**Available records**

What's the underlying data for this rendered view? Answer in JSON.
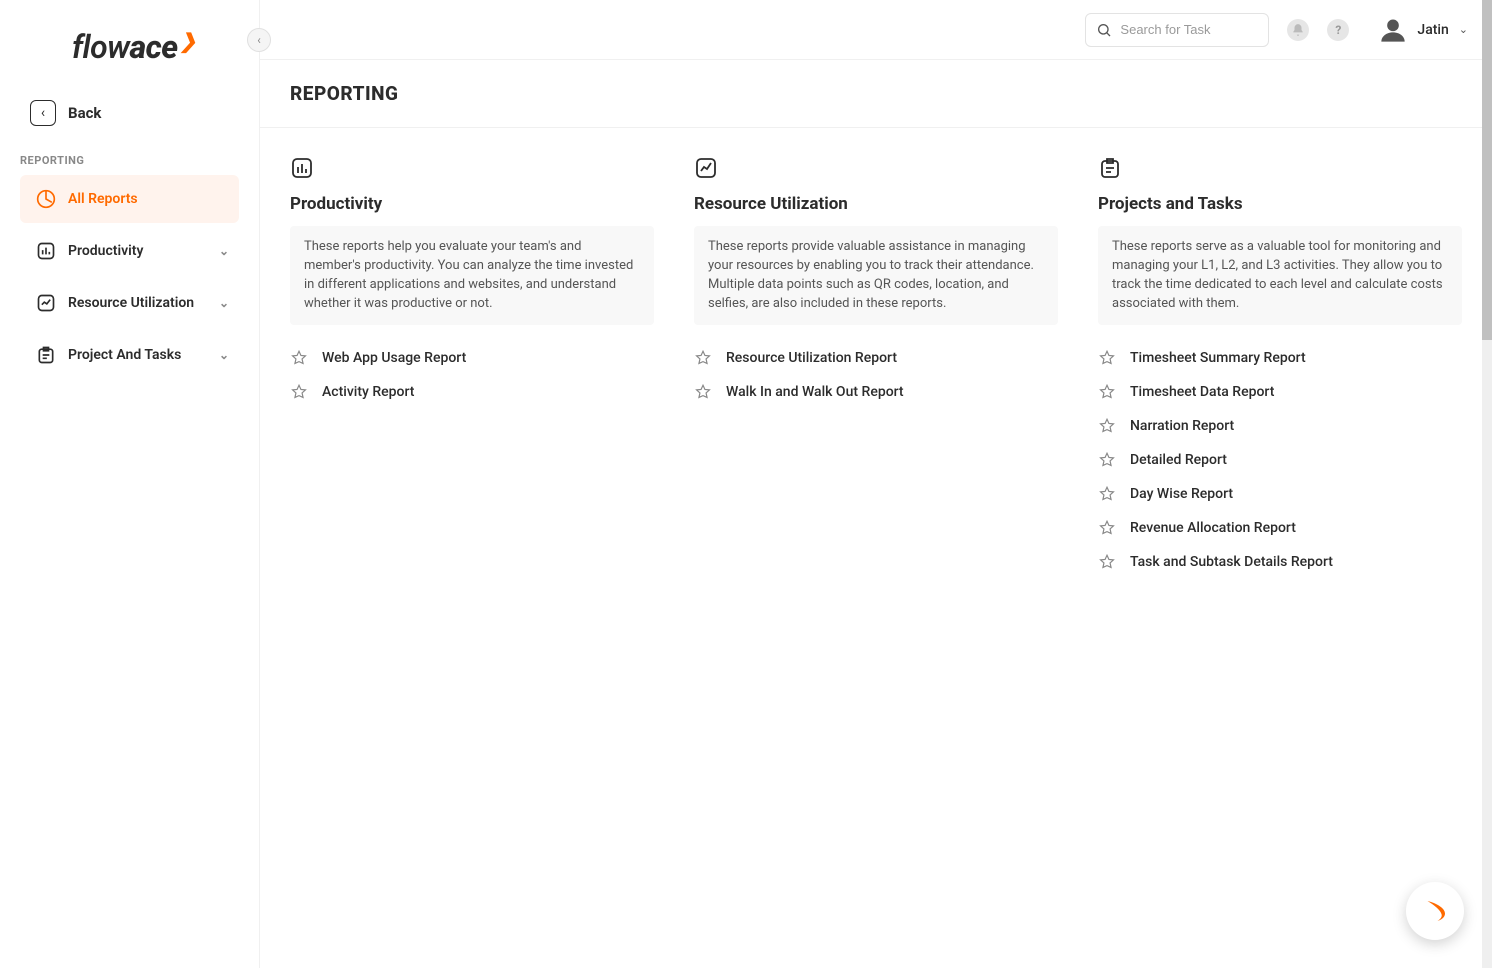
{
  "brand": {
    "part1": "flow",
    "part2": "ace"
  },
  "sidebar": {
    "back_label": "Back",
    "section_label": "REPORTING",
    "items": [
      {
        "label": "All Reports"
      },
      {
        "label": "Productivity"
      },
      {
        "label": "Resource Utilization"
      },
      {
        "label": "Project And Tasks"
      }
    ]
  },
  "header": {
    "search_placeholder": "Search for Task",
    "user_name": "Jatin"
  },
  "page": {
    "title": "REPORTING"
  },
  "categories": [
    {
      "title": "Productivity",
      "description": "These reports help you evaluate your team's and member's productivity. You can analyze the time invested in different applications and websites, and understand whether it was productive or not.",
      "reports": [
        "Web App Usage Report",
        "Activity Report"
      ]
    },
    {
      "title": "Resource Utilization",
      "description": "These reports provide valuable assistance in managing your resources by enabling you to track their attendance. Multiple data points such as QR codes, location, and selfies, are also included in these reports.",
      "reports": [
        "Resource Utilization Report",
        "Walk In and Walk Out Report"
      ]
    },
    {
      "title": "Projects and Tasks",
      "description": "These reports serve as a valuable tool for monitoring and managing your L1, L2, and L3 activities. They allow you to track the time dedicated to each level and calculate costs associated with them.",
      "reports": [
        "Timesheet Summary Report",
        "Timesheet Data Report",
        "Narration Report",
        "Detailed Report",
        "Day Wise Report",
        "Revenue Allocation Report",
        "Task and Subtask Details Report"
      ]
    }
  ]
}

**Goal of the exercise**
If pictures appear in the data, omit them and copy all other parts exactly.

**Completed exercise**
What's the underlying data for this rendered view? Answer in JSON.
{
  "brand": {
    "part1": "flow",
    "part2": "ace"
  },
  "sidebar": {
    "back_label": "Back",
    "section_label": "REPORTING",
    "items": [
      {
        "label": "All Reports"
      },
      {
        "label": "Productivity"
      },
      {
        "label": "Resource Utilization"
      },
      {
        "label": "Project And Tasks"
      }
    ]
  },
  "header": {
    "search_placeholder": "Search for Task",
    "user_name": "Jatin"
  },
  "page": {
    "title": "REPORTING"
  },
  "categories": [
    {
      "title": "Productivity",
      "description": "These reports help you evaluate your team's and member's productivity. You can analyze the time invested in different applications and websites, and understand whether it was productive or not.",
      "reports": [
        "Web App Usage Report",
        "Activity Report"
      ]
    },
    {
      "title": "Resource Utilization",
      "description": "These reports provide valuable assistance in managing your resources by enabling you to track their attendance. Multiple data points such as QR codes, location, and selfies, are also included in these reports.",
      "reports": [
        "Resource Utilization Report",
        "Walk In and Walk Out Report"
      ]
    },
    {
      "title": "Projects and Tasks",
      "description": "These reports serve as a valuable tool for monitoring and managing your L1, L2, and L3 activities. They allow you to track the time dedicated to each level and calculate costs associated with them.",
      "reports": [
        "Timesheet Summary Report",
        "Timesheet Data Report",
        "Narration Report",
        "Detailed Report",
        "Day Wise Report",
        "Revenue Allocation Report",
        "Task and Subtask Details Report"
      ]
    }
  ]
}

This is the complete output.